§ **DATA**
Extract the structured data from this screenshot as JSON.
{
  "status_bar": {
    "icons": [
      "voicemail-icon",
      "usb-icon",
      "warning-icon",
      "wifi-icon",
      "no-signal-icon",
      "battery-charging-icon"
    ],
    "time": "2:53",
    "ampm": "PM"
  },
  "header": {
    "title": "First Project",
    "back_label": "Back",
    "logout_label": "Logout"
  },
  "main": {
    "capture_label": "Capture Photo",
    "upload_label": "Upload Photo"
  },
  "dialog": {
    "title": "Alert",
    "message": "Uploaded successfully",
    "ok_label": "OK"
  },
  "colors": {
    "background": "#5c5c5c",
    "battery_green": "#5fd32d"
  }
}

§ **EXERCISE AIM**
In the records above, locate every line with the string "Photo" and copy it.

§ **ANSWER FOR THIS EXERCISE**
    "capture_label": "Capture Photo",
    "upload_label": "Upload Photo"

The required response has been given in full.